Activity:
Please count the lines in these records that contain "title" and give only that count.
------------------------------------
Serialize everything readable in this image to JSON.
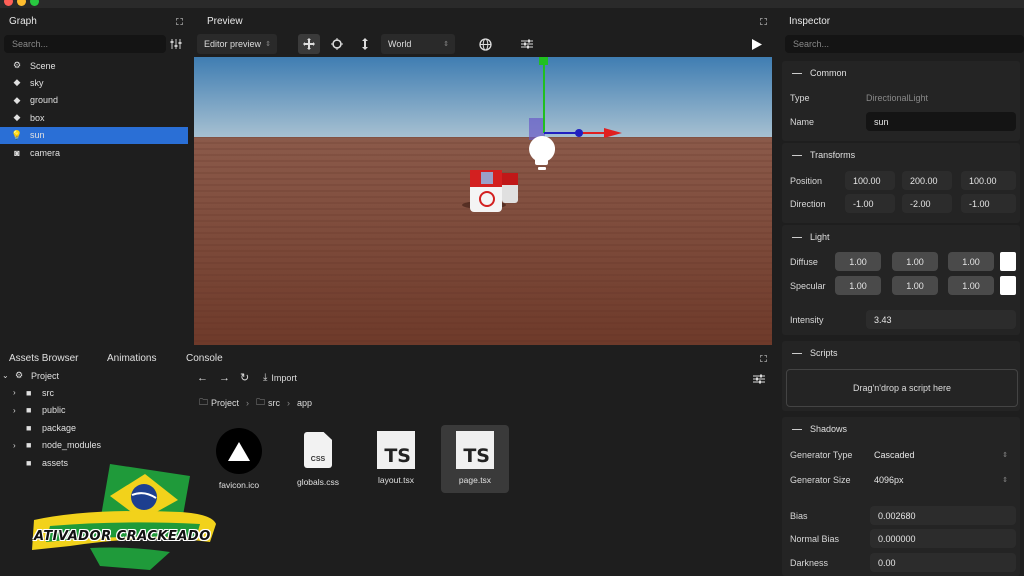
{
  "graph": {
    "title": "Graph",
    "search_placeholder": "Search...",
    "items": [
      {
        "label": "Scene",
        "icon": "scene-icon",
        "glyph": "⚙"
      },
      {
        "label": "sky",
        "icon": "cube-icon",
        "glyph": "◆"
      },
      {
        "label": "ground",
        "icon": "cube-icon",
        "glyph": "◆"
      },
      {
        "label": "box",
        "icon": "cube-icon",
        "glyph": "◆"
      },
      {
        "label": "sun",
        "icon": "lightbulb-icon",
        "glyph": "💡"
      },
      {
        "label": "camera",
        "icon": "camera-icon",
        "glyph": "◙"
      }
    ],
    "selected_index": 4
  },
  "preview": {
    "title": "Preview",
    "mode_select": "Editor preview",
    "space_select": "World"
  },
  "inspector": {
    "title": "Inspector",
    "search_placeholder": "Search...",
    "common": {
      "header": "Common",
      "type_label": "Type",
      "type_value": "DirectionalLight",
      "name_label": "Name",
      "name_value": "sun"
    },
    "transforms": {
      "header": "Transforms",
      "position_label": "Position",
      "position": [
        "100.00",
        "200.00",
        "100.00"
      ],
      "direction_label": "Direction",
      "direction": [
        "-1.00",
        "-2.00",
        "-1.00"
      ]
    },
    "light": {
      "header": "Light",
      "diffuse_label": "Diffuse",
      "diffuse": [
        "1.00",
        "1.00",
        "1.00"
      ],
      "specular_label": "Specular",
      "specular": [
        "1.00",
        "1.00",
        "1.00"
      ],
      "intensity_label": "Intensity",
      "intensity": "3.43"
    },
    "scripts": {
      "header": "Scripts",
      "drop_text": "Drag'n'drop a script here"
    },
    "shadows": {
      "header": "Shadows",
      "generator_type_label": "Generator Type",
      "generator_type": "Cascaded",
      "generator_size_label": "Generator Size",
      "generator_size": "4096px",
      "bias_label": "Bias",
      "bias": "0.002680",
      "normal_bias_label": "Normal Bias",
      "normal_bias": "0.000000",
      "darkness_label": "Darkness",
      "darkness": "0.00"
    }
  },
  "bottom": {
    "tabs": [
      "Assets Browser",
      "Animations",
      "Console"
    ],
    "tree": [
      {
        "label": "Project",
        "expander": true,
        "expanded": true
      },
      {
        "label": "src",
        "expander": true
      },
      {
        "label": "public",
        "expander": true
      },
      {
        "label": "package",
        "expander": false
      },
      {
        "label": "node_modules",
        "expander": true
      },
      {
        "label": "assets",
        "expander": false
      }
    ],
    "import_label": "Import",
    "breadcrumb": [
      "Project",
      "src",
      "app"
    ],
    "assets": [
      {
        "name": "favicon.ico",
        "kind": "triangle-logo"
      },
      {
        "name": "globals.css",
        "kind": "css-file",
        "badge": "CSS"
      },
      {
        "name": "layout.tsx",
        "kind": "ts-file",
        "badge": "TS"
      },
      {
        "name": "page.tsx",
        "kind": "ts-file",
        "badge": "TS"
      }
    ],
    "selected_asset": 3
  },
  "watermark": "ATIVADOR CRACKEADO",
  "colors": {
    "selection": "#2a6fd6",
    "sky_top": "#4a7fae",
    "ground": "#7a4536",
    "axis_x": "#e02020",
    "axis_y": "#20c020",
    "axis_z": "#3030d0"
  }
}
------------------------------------
Result for this exercise:
3